What to Do When Your Sink Drain Stopper Gets Stuck

Before beginning, clear out all items in the cabinet under your sink. Doing so will make working around its mechanisms simpler.

Get a bucket to collect any water that may seep out while disassembling the stopper, and wear rubber gloves as protection.

Now, with a clear cabinet and your trusty bucket in hand, you’re all set to tackle that sink stopper issue; click here for an in-depth list of tricks and tips.

1. Remove the nut

If your sink stopper remains stuck despite your best efforts, removing the nut that secures its strap may be necessary to remove its obstructions. Thankfully, this task should be manageable and efficiently completed using essential tools.

Before removing the nut, carefully clean around the drain opening and collar to remove any gunk that might have been collected there. This step is essential if your drain has become blocked; a drain cleaning product should help loosen and dislodge anything caught there.

Place a bucket underneath the trap to capture any leaks, loosen and remove the P-trap as needed, and then use a nut splitter on the lock nut.

Usually, this can be accomplished using hand tools, but pliers or adjustable wrench may simplify this task; alternatively, you could use chisels and hammers to break off this piece – once completed, you should be able to move the pivot rod up/down without obstruction!

2. Remove the strap

If your stopper has become stuck due to build-up of hair, soap scum or other gunk, now is the time to clean it thoroughly. A toothbrush or similar tool should do just fine to brush away as much build-up as possible, while an alternative method would be soaking the stopper in a mixture of one part vinegar to one part water for about five minutes before immersing back in your stopper’s case.

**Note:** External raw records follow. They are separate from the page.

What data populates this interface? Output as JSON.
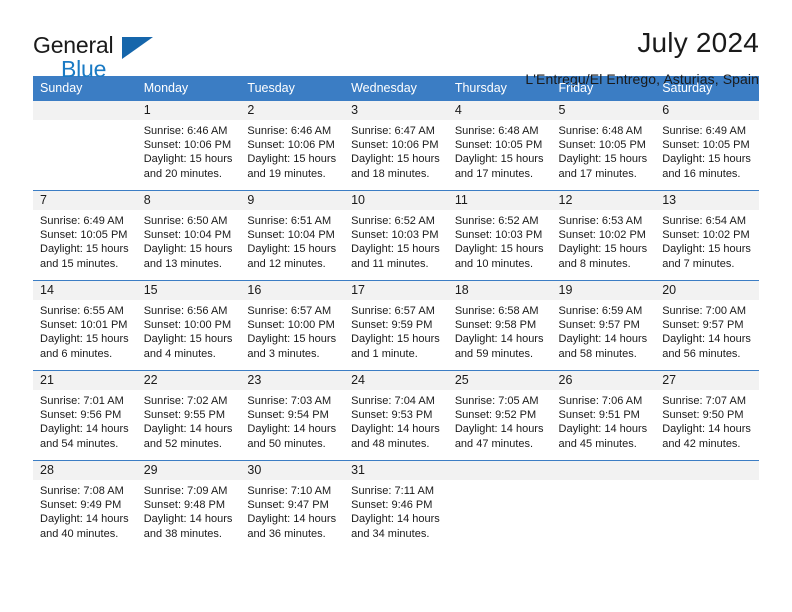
{
  "brand": {
    "word_top": "General",
    "word_bottom": "Blue",
    "triangle_color": "#1666ab",
    "blue_text_color": "#1a7ac4"
  },
  "header": {
    "title": "July 2024",
    "subtitle": "L'Entregu/El Entrego, Asturias, Spain"
  },
  "theme": {
    "header_blue": "#3b7dc4",
    "daynum_band": "#f2f2f2",
    "text": "#1a1a1a"
  },
  "weekdays": [
    "Sunday",
    "Monday",
    "Tuesday",
    "Wednesday",
    "Thursday",
    "Friday",
    "Saturday"
  ],
  "labels": {
    "sunrise_prefix": "Sunrise:",
    "sunset_prefix": "Sunset:",
    "daylight_prefix": "Daylight:"
  },
  "weeks": [
    [
      {
        "day": "",
        "sunrise": "",
        "sunset": "",
        "daylight_l1": "",
        "daylight_l2": ""
      },
      {
        "day": "1",
        "sunrise": "Sunrise: 6:46 AM",
        "sunset": "Sunset: 10:06 PM",
        "daylight_l1": "Daylight: 15 hours",
        "daylight_l2": "and 20 minutes."
      },
      {
        "day": "2",
        "sunrise": "Sunrise: 6:46 AM",
        "sunset": "Sunset: 10:06 PM",
        "daylight_l1": "Daylight: 15 hours",
        "daylight_l2": "and 19 minutes."
      },
      {
        "day": "3",
        "sunrise": "Sunrise: 6:47 AM",
        "sunset": "Sunset: 10:06 PM",
        "daylight_l1": "Daylight: 15 hours",
        "daylight_l2": "and 18 minutes."
      },
      {
        "day": "4",
        "sunrise": "Sunrise: 6:48 AM",
        "sunset": "Sunset: 10:05 PM",
        "daylight_l1": "Daylight: 15 hours",
        "daylight_l2": "and 17 minutes."
      },
      {
        "day": "5",
        "sunrise": "Sunrise: 6:48 AM",
        "sunset": "Sunset: 10:05 PM",
        "daylight_l1": "Daylight: 15 hours",
        "daylight_l2": "and 17 minutes."
      },
      {
        "day": "6",
        "sunrise": "Sunrise: 6:49 AM",
        "sunset": "Sunset: 10:05 PM",
        "daylight_l1": "Daylight: 15 hours",
        "daylight_l2": "and 16 minutes."
      }
    ],
    [
      {
        "day": "7",
        "sunrise": "Sunrise: 6:49 AM",
        "sunset": "Sunset: 10:05 PM",
        "daylight_l1": "Daylight: 15 hours",
        "daylight_l2": "and 15 minutes."
      },
      {
        "day": "8",
        "sunrise": "Sunrise: 6:50 AM",
        "sunset": "Sunset: 10:04 PM",
        "daylight_l1": "Daylight: 15 hours",
        "daylight_l2": "and 13 minutes."
      },
      {
        "day": "9",
        "sunrise": "Sunrise: 6:51 AM",
        "sunset": "Sunset: 10:04 PM",
        "daylight_l1": "Daylight: 15 hours",
        "daylight_l2": "and 12 minutes."
      },
      {
        "day": "10",
        "sunrise": "Sunrise: 6:52 AM",
        "sunset": "Sunset: 10:03 PM",
        "daylight_l1": "Daylight: 15 hours",
        "daylight_l2": "and 11 minutes."
      },
      {
        "day": "11",
        "sunrise": "Sunrise: 6:52 AM",
        "sunset": "Sunset: 10:03 PM",
        "daylight_l1": "Daylight: 15 hours",
        "daylight_l2": "and 10 minutes."
      },
      {
        "day": "12",
        "sunrise": "Sunrise: 6:53 AM",
        "sunset": "Sunset: 10:02 PM",
        "daylight_l1": "Daylight: 15 hours",
        "daylight_l2": "and 8 minutes."
      },
      {
        "day": "13",
        "sunrise": "Sunrise: 6:54 AM",
        "sunset": "Sunset: 10:02 PM",
        "daylight_l1": "Daylight: 15 hours",
        "daylight_l2": "and 7 minutes."
      }
    ],
    [
      {
        "day": "14",
        "sunrise": "Sunrise: 6:55 AM",
        "sunset": "Sunset: 10:01 PM",
        "daylight_l1": "Daylight: 15 hours",
        "daylight_l2": "and 6 minutes."
      },
      {
        "day": "15",
        "sunrise": "Sunrise: 6:56 AM",
        "sunset": "Sunset: 10:00 PM",
        "daylight_l1": "Daylight: 15 hours",
        "daylight_l2": "and 4 minutes."
      },
      {
        "day": "16",
        "sunrise": "Sunrise: 6:57 AM",
        "sunset": "Sunset: 10:00 PM",
        "daylight_l1": "Daylight: 15 hours",
        "daylight_l2": "and 3 minutes."
      },
      {
        "day": "17",
        "sunrise": "Sunrise: 6:57 AM",
        "sunset": "Sunset: 9:59 PM",
        "daylight_l1": "Daylight: 15 hours",
        "daylight_l2": "and 1 minute."
      },
      {
        "day": "18",
        "sunrise": "Sunrise: 6:58 AM",
        "sunset": "Sunset: 9:58 PM",
        "daylight_l1": "Daylight: 14 hours",
        "daylight_l2": "and 59 minutes."
      },
      {
        "day": "19",
        "sunrise": "Sunrise: 6:59 AM",
        "sunset": "Sunset: 9:57 PM",
        "daylight_l1": "Daylight: 14 hours",
        "daylight_l2": "and 58 minutes."
      },
      {
        "day": "20",
        "sunrise": "Sunrise: 7:00 AM",
        "sunset": "Sunset: 9:57 PM",
        "daylight_l1": "Daylight: 14 hours",
        "daylight_l2": "and 56 minutes."
      }
    ],
    [
      {
        "day": "21",
        "sunrise": "Sunrise: 7:01 AM",
        "sunset": "Sunset: 9:56 PM",
        "daylight_l1": "Daylight: 14 hours",
        "daylight_l2": "and 54 minutes."
      },
      {
        "day": "22",
        "sunrise": "Sunrise: 7:02 AM",
        "sunset": "Sunset: 9:55 PM",
        "daylight_l1": "Daylight: 14 hours",
        "daylight_l2": "and 52 minutes."
      },
      {
        "day": "23",
        "sunrise": "Sunrise: 7:03 AM",
        "sunset": "Sunset: 9:54 PM",
        "daylight_l1": "Daylight: 14 hours",
        "daylight_l2": "and 50 minutes."
      },
      {
        "day": "24",
        "sunrise": "Sunrise: 7:04 AM",
        "sunset": "Sunset: 9:53 PM",
        "daylight_l1": "Daylight: 14 hours",
        "daylight_l2": "and 48 minutes."
      },
      {
        "day": "25",
        "sunrise": "Sunrise: 7:05 AM",
        "sunset": "Sunset: 9:52 PM",
        "daylight_l1": "Daylight: 14 hours",
        "daylight_l2": "and 47 minutes."
      },
      {
        "day": "26",
        "sunrise": "Sunrise: 7:06 AM",
        "sunset": "Sunset: 9:51 PM",
        "daylight_l1": "Daylight: 14 hours",
        "daylight_l2": "and 45 minutes."
      },
      {
        "day": "27",
        "sunrise": "Sunrise: 7:07 AM",
        "sunset": "Sunset: 9:50 PM",
        "daylight_l1": "Daylight: 14 hours",
        "daylight_l2": "and 42 minutes."
      }
    ],
    [
      {
        "day": "28",
        "sunrise": "Sunrise: 7:08 AM",
        "sunset": "Sunset: 9:49 PM",
        "daylight_l1": "Daylight: 14 hours",
        "daylight_l2": "and 40 minutes."
      },
      {
        "day": "29",
        "sunrise": "Sunrise: 7:09 AM",
        "sunset": "Sunset: 9:48 PM",
        "daylight_l1": "Daylight: 14 hours",
        "daylight_l2": "and 38 minutes."
      },
      {
        "day": "30",
        "sunrise": "Sunrise: 7:10 AM",
        "sunset": "Sunset: 9:47 PM",
        "daylight_l1": "Daylight: 14 hours",
        "daylight_l2": "and 36 minutes."
      },
      {
        "day": "31",
        "sunrise": "Sunrise: 7:11 AM",
        "sunset": "Sunset: 9:46 PM",
        "daylight_l1": "Daylight: 14 hours",
        "daylight_l2": "and 34 minutes."
      },
      {
        "day": "",
        "sunrise": "",
        "sunset": "",
        "daylight_l1": "",
        "daylight_l2": ""
      },
      {
        "day": "",
        "sunrise": "",
        "sunset": "",
        "daylight_l1": "",
        "daylight_l2": ""
      },
      {
        "day": "",
        "sunrise": "",
        "sunset": "",
        "daylight_l1": "",
        "daylight_l2": ""
      }
    ]
  ]
}
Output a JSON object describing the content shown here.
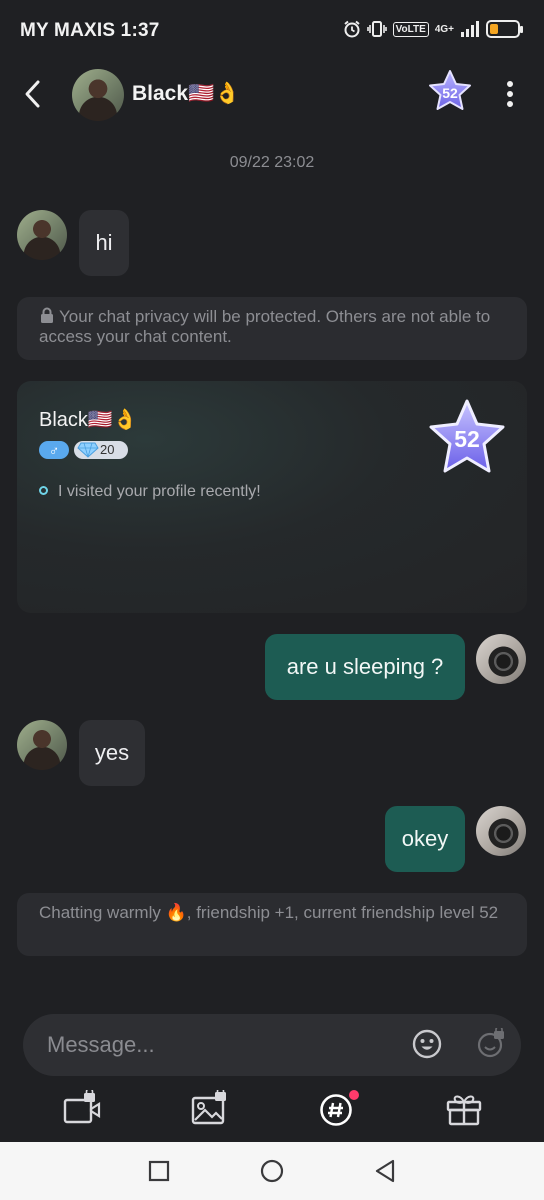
{
  "status_bar": {
    "carrier_time": "MY MAXIS 1:37",
    "volte": "VoLTE",
    "network": "4G+",
    "battery_color": "#f5a623"
  },
  "header": {
    "back_icon": "chevron-left-icon",
    "contact_name": "Black🇺🇸👌",
    "level": "52",
    "more_icon": "more-vertical-icon"
  },
  "chat": {
    "timestamp": "09/22 23:02",
    "messages": [
      {
        "from": "contact",
        "text": "hi"
      },
      {
        "from": "me",
        "text": "are u sleeping ?"
      },
      {
        "from": "contact",
        "text": "yes"
      },
      {
        "from": "me",
        "text": "okey"
      }
    ],
    "privacy_notice": "Your chat privacy will be protected. Others are not able to access your chat content.",
    "friendship_notice": "Chatting warmly 🔥, friendship +1, current friendship level 52"
  },
  "profile_card": {
    "name": "Black🇺🇸👌",
    "gender_symbol": "♂",
    "gem_count": "20",
    "visit_text": "I visited your profile recently!",
    "level": "52"
  },
  "input": {
    "placeholder": "Message..."
  },
  "toolbar": {
    "items": [
      "video-lock-icon",
      "image-lock-icon",
      "hashtag-chat-icon",
      "gift-icon"
    ],
    "notification_dot_color": "#ff3b6b"
  },
  "colors": {
    "background": "#1f2023",
    "incoming_bubble": "#2e2f33",
    "outgoing_bubble": "#1d5c53",
    "accent_cyan": "#6fd3e8"
  }
}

Once you’ve cleaned out the plug and sink parts, it’s time to address the horizontal rod attached to your drain pipe. Look under your sink to locate it; there should be a retaining nut holding it securely in place – try loosening this by hand first, but if that proves futile, consider using pliers for greater control of this challenging nut.

Once you’ve removed the nut, you should be able to locate a hook at one end of the rod that connects to a metal strap. Pull this out, and remove both the vertical strap and horizontal rod from its positions on either end.

3. Remove the stopper

Remove your P-trap from beneath your sink to thoroughly clear out its drain pipes, and use a drain cleaner product according to its directions on its container.

Under your sink, take a flashlight and shine its beam on the area underneath it. Locate the horizontal rod that connects to the strap (it should be the same as a piece of metal with holes) and any metal clips that secure this part together and locate their small metal clips for removal – keeping the latter somewhere safe so it can be reused later.

Now, you should be able to remove the brass rod by hand; this is the stopper rod you use when opening or closing your sink drain. Replace it into its vertical strap before replacing its spring clip and reattaching its spring clip, securing its rod to its clevis. Reassemble and tighten down its gray nut (you may require a pipe wrench if tightening is difficult). Ensure it covers its ball.

4. Clean the drain pipes

Certain substances like soap scum, crumbs and hair can have difficulty passing down the drain efficiently and thus become trapped in its drain trap over time, potentially leading to clogs.

To avoid such instances, routinely clean the drain trap using an approved drain cleaning product as directed on its label. Remove non-liquid substances from the trap before disposing them in your trash can.

Hot water can help clear drains by dissolving grease and other substances that clog them while breaking them down into digestible forms that don’t impede flow.

If your sink stopper becomes stuck, use pliers to gently pry it free – being careful not to damage the finish on your sink in the process. If this doesn’t solve the issue, replacing its entire assembly may be necessary; these can usually be found at most home improvement, hardware, or discount stores.